• _ASSIGNED TASK_:
From first line to last, the records below are to be duplicated exactly.

• _DATA FOR PROCESSING_:
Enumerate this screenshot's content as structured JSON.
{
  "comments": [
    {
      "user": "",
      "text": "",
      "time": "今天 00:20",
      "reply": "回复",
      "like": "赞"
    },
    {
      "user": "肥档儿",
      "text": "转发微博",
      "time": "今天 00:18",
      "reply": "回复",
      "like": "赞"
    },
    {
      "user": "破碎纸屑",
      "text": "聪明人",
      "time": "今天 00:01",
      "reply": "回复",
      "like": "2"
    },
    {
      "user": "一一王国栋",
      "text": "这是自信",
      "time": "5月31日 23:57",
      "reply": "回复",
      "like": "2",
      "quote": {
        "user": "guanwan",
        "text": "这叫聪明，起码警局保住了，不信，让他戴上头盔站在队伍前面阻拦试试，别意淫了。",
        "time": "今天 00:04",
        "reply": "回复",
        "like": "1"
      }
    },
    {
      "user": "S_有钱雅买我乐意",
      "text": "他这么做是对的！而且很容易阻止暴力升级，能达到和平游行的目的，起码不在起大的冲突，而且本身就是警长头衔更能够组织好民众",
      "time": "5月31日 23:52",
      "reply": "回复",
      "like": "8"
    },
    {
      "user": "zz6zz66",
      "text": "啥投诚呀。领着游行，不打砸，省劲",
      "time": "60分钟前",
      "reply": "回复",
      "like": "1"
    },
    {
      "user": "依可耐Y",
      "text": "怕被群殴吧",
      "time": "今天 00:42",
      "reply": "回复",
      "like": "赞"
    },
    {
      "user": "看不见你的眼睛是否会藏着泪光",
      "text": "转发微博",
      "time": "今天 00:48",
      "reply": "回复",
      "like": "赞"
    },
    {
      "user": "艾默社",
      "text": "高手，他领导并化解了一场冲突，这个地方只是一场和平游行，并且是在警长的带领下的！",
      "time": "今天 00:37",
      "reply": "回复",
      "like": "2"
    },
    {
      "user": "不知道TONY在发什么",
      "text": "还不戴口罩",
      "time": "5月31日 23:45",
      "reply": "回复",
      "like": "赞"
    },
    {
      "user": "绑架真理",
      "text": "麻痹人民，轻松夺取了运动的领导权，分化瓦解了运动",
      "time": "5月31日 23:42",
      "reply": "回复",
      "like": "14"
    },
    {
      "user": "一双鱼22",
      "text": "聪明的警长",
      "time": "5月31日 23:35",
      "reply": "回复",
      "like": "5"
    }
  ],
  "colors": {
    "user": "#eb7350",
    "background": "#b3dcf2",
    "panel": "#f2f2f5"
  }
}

• _EXERCISE RESPONSE_:
Enumerate this screenshot's content as structured JSON.
{
  "comments": [
    {
      "user": "",
      "text": "",
      "time": "今天 00:20",
      "reply": "回复",
      "like": "赞"
    },
    {
      "user": "肥档儿",
      "text": "转发微博",
      "time": "今天 00:18",
      "reply": "回复",
      "like": "赞"
    },
    {
      "user": "破碎纸屑",
      "text": "聪明人",
      "time": "今天 00:01",
      "reply": "回复",
      "like": "2"
    },
    {
      "user": "一一王国栋",
      "text": "这是自信",
      "time": "5月31日 23:57",
      "reply": "回复",
      "like": "2",
      "quote": {
        "user": "guanwan",
        "text": "这叫聪明，起码警局保住了，不信，让他戴上头盔站在队伍前面阻拦试试，别意淫了。",
        "time": "今天 00:04",
        "reply": "回复",
        "like": "1"
      }
    },
    {
      "user": "S_有钱雅买我乐意",
      "text": "他这么做是对的！而且很容易阻止暴力升级，能达到和平游行的目的，起码不在起大的冲突，而且本身就是警长头衔更能够组织好民众",
      "time": "5月31日 23:52",
      "reply": "回复",
      "like": "8"
    },
    {
      "user": "zz6zz66",
      "text": "啥投诚呀。领着游行，不打砸，省劲",
      "time": "60分钟前",
      "reply": "回复",
      "like": "1"
    },
    {
      "user": "依可耐Y",
      "text": "怕被群殴吧",
      "time": "今天 00:42",
      "reply": "回复",
      "like": "赞"
    },
    {
      "user": "看不见你的眼睛是否会藏着泪光",
      "text": "转发微博",
      "time": "今天 00:48",
      "reply": "回复",
      "like": "赞"
    },
    {
      "user": "艾默社",
      "text": "高手，他领导并化解了一场冲突，这个地方只是一场和平游行，并且是在警长的带领下的！",
      "time": "今天 00:37",
      "reply": "回复",
      "like": "2"
    },
    {
      "user": "不知道TONY在发什么",
      "text": "还不戴口罩",
      "time": "5月31日 23:45",
      "reply": "回复",
      "like": "赞"
    },
    {
      "user": "绑架真理",
      "text": "麻痹人民，轻松夺取了运动的领导权，分化瓦解了运动",
      "time": "5月31日 23:42",
      "reply": "回复",
      "like": "14"
    },
    {
      "user": "一双鱼22",
      "text": "聪明的警长",
      "time": "5月31日 23:35",
      "reply": "回复",
      "like": "5"
    }
  ],
  "colors": {
    "user": "#eb7350",
    "background": "#b3dcf2",
    "panel": "#f2f2f5"
  }
}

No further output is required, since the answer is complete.